The seal keeps the water out but sea trials have shown that it leaks 200 liters of water per hour, a defect which might force it to go from its dock in Portsmouth Harbor, to a dry dock, the Sun reported.
At a price tag of £3.1bn, this could mean millions more pounds being spent on Britain's largest ever war ship before its maiden voyage.
Although the manufacturer, Aircraft Carrier Alliance (ACA), will foot the initial bill, future repairs may have to paid for by the taxpayer.
It is the latest setback for the Navy had to deal with technical problems with its fleet of Type 45 Destroyers which break down in hot weather. Also, proposed spending cuts by the government could see fewer Royal Marines, and amphibious assault ships.
The Royal Navy confirmed that an issue with a shaft seal was discovered and that this is scheduled for repair while she is alongside at Portsmouth.
It does not prevent her from sailing again and her sea trials program will not be affected, a spokesman said.
Meanwhile a spokesman for ACA said: HMS Queen Elizabeth has been accepted into Her Majesty's fleet.

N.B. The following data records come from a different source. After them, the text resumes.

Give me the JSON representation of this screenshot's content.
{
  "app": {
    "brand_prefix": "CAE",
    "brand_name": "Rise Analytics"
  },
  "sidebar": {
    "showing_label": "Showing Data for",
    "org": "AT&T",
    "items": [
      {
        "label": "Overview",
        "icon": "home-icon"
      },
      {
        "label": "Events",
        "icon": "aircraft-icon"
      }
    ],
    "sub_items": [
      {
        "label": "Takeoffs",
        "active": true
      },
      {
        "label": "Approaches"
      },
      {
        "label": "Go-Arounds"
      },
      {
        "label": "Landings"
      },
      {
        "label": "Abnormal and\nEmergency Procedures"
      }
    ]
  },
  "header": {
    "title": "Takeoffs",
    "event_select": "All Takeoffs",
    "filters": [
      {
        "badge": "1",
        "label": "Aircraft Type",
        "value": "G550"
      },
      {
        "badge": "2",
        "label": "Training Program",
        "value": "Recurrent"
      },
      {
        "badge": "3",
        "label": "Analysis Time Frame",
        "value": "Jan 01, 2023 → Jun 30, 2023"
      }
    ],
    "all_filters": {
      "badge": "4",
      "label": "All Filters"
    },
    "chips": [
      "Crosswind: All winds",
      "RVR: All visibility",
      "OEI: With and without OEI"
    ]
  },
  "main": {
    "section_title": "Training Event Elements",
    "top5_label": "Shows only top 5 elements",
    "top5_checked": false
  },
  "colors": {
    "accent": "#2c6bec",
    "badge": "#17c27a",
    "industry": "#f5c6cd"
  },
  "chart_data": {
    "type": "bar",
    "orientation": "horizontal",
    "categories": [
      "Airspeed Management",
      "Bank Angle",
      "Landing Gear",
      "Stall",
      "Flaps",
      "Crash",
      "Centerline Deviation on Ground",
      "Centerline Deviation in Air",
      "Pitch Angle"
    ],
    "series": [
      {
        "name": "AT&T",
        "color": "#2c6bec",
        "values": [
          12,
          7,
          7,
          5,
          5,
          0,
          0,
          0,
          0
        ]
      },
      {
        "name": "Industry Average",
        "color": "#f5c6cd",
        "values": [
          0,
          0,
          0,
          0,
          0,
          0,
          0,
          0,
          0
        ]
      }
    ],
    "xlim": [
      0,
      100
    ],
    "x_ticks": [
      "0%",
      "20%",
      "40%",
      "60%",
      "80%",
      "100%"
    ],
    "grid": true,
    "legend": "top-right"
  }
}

It is normal practice for a volume of work and defect resolution to continue following vessel acceptance.
This will be completed prior to the nation's flagship re-commencing her program at sea in 2018.
The vessel is 932-feet long and weighs 65,000 tons. It was commissioned into the fleet by the Queen earlier in December.